As Christopher Gidlow argues, the dates in the Annales are unlikely to be exact to the year. Some of the other entries in the Annales around the same period can also be linked to events recorded by Bede, and these may give an idea of the likely range of error around the date. Here are all the events in the Annales that I can also find in Bede from 595 to 631 inclusive (18 years either side of the Battle of Chester):
595 Augustine and Mellitus converted the English to Christ.
Bede says that Augustine arrived in Kent in 597 (Book I Ch. 25). Annales Cambriae is 2 years earlier than Bede.
601 Gregory died in Christ.
Bede says Pope Gregory died in 605 (Book II Ch.1). Annales Cambriae is 4 years earlier than Bede.
617 Edwin begins his reign.
Bede says that Edwin was killed on 12 October AD 633 and his reign lasted 17 years (Book II Ch. 20). If this means 17 full years, then he began his reign on or before 12 October 616, if it means he was killed in the 17th year of his reign then he began his reign between 12 October 616 and 11 October 617. Annales Cambriae agrees with Bede or is one year earlier.
626 Edwin is baptized.
Bede says Edwin was baptised on 12 April 627 (Book II Ch 14). Annales Cambriae is one year earlier than Bede.
631 The battle of Cantscaul in which Cadwallon fell.

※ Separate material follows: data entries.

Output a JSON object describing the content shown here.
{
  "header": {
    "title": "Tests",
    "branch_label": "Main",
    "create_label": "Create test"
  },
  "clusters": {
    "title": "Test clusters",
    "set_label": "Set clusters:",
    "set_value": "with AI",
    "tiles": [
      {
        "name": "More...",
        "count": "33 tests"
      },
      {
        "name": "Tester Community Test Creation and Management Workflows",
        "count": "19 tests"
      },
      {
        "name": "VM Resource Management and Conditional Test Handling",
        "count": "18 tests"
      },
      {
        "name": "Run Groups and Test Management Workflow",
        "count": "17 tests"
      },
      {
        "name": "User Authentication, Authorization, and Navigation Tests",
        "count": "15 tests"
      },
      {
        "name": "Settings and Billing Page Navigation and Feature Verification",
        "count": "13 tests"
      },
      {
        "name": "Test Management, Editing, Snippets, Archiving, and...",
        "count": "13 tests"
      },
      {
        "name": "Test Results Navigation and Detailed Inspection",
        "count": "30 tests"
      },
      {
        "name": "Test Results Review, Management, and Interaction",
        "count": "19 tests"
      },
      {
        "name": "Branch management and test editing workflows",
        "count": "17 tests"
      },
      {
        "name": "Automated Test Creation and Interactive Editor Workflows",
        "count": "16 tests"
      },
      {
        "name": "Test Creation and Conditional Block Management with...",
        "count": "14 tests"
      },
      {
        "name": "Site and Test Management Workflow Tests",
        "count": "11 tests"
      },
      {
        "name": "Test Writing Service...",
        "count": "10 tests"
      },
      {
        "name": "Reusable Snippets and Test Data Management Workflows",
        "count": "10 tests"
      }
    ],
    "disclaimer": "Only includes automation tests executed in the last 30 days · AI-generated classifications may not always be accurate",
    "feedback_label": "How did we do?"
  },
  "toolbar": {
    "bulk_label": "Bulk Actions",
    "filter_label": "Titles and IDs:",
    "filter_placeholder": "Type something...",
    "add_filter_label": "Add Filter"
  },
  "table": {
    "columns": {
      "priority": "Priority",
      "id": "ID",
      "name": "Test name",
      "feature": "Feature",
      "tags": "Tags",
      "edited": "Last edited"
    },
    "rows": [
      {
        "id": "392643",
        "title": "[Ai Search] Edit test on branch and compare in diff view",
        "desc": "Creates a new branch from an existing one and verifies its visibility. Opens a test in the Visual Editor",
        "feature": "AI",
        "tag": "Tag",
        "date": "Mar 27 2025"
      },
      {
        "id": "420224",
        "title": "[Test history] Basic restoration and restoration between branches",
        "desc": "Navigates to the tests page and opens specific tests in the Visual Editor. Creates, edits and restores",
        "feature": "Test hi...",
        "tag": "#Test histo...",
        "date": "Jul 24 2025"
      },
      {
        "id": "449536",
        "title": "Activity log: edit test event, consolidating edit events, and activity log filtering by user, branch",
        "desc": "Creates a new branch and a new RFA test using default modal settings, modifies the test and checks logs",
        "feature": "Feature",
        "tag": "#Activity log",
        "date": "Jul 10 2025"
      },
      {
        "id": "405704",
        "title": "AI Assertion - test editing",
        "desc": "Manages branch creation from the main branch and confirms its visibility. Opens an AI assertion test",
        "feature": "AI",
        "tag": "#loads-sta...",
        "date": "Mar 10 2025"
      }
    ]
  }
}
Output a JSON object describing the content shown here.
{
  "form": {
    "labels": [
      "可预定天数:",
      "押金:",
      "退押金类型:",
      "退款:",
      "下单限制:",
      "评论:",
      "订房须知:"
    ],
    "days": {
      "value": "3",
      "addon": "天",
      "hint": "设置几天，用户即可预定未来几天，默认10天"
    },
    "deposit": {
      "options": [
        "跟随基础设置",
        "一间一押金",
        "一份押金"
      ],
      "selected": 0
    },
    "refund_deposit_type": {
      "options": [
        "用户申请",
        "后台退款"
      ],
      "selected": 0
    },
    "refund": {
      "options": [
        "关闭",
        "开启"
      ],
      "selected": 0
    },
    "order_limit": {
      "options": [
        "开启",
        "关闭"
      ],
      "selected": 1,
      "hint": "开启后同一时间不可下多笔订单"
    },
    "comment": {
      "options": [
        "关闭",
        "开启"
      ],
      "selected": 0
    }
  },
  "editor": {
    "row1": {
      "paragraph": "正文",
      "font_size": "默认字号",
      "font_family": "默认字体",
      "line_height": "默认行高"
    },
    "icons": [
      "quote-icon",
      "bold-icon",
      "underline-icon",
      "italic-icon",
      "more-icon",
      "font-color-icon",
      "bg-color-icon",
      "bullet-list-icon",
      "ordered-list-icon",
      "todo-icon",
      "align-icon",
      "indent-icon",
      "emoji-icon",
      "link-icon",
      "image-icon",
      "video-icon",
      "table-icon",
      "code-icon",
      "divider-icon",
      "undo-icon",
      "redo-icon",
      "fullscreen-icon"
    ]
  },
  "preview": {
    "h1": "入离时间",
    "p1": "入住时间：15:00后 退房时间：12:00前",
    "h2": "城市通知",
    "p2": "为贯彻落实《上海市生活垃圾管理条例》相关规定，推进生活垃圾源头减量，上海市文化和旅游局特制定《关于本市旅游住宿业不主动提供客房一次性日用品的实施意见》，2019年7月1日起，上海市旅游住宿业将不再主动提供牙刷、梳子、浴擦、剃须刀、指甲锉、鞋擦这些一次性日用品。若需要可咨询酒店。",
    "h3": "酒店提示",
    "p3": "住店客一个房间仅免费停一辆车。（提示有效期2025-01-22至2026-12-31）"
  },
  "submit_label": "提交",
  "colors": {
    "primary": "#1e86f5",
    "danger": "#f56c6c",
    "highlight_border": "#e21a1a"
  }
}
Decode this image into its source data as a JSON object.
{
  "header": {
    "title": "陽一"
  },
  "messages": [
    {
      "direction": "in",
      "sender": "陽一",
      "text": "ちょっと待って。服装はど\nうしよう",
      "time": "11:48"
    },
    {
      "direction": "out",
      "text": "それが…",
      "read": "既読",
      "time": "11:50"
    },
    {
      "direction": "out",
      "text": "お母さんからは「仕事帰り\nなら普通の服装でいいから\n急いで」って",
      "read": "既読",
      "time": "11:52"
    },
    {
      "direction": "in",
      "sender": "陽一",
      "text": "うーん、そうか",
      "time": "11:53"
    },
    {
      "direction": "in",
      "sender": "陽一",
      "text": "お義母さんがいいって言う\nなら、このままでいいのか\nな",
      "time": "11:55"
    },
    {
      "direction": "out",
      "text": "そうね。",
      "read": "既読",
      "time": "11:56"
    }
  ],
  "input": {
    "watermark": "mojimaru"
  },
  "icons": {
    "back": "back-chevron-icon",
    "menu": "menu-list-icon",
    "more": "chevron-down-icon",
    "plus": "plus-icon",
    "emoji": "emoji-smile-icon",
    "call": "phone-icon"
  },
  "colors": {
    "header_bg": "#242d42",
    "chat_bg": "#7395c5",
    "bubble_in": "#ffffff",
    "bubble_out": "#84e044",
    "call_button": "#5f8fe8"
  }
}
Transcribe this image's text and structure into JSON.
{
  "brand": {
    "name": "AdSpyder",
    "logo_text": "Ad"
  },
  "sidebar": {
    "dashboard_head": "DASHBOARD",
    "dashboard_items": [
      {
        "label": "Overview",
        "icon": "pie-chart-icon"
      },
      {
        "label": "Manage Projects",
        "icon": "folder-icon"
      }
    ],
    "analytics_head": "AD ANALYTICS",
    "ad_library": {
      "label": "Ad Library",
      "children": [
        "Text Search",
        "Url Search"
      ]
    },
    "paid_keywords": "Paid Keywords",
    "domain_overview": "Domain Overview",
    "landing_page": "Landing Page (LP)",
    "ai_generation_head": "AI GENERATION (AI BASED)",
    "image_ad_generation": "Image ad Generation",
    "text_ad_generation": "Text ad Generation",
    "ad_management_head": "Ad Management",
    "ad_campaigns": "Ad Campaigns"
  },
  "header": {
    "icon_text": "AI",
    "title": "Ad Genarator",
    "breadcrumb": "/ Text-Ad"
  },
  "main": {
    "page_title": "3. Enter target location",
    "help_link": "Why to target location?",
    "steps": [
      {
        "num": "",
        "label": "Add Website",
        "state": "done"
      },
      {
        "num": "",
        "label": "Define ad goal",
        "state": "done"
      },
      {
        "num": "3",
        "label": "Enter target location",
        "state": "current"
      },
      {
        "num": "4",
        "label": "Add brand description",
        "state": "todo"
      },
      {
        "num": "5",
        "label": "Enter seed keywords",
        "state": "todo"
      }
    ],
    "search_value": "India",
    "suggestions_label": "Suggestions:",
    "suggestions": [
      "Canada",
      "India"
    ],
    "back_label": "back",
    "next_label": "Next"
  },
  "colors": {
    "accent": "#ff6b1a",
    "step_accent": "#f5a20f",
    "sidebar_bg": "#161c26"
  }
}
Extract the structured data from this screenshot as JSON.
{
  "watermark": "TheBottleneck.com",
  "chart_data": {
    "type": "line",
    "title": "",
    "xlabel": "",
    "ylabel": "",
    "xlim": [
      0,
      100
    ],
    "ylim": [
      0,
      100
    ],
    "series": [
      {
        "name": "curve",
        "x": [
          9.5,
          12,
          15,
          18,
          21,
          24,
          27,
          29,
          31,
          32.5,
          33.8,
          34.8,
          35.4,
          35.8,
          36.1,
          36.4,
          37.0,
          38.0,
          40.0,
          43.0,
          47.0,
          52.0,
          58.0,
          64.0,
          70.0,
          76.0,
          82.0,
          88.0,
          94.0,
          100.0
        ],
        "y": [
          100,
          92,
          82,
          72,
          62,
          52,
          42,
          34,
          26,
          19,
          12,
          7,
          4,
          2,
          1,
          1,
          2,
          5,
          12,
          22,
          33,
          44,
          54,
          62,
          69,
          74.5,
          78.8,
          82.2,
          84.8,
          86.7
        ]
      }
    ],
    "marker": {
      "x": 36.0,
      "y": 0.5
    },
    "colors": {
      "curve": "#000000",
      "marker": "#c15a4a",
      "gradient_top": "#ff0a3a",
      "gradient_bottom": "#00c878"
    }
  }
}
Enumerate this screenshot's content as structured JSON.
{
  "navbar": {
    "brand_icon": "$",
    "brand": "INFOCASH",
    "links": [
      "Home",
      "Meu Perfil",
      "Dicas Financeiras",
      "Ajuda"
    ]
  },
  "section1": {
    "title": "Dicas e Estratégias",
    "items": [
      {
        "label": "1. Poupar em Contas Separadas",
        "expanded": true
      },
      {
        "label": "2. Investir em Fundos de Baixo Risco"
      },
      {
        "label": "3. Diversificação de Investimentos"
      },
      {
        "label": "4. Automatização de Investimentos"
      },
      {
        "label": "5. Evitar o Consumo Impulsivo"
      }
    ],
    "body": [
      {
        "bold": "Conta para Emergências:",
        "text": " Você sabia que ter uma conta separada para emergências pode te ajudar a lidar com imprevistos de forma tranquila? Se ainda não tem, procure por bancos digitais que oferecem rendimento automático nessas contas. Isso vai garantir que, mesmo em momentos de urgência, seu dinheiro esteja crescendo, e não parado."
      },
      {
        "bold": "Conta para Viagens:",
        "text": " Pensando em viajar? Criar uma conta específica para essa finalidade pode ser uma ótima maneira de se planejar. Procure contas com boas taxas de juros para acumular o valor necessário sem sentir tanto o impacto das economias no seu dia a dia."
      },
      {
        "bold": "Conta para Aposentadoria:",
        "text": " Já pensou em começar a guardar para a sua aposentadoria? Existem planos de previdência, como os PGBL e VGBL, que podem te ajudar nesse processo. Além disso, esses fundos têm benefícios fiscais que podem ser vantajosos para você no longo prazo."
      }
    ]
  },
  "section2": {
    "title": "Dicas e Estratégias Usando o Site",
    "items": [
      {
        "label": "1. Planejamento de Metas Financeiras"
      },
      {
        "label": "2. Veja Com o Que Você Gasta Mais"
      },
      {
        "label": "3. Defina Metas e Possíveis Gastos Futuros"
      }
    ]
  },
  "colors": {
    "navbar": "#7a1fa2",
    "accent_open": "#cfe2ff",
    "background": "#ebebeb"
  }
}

Bede says that in the summer after Edwin’s death (i.e. the summer of 634 AD), Cadwalla killed Edwin’s successor Osric and after this ruled in Northumbria for a full year until he was killed by Oswald in battle at a place called by the English Denisesburn (Book III Ch. 1). Bede doesn’t give the British name for Denisesburn so it may well have been Cantscaul. If one takes this text at face value, Cadwalla/Cadwallon was killed in the summer of AD 635. However, Bede also says that Oswald died on 5 August 642 having reigned “nine years if we include the fatal year made abhorrent by the British King Cadwalla” (Book III Ch. 9), which would mean that the ‘fatal year’ began in 633 and Oswald’s actual reign (after he had killed Cadwallon in battle) began in the summer of 634. This would be more consistent with Cadwalla/Cadwallon having ruled in Northumbria for a full year after Edwin’s death, rather than for a full year starting in the summer after Edwin’s death, and would place Cadwalla’s death in 634. Annales Cambriae is three or four years earlier than Bede, depending which way one reads Bede.
So the dates in Annales Cambriae are 0-4 years earlier than the equivalent dates in Bede. Applying this to the date for the battle of Chester would suggest that the battle occurred some time in the period 613 to 617 AD, which is consistent with Bede’s statement that it happened “long after” Augustine’s death.
So on balance I would say this is the likeliest date range for the battle, and I would need a good reason to place the battle outside this date range.
Isn't this fun?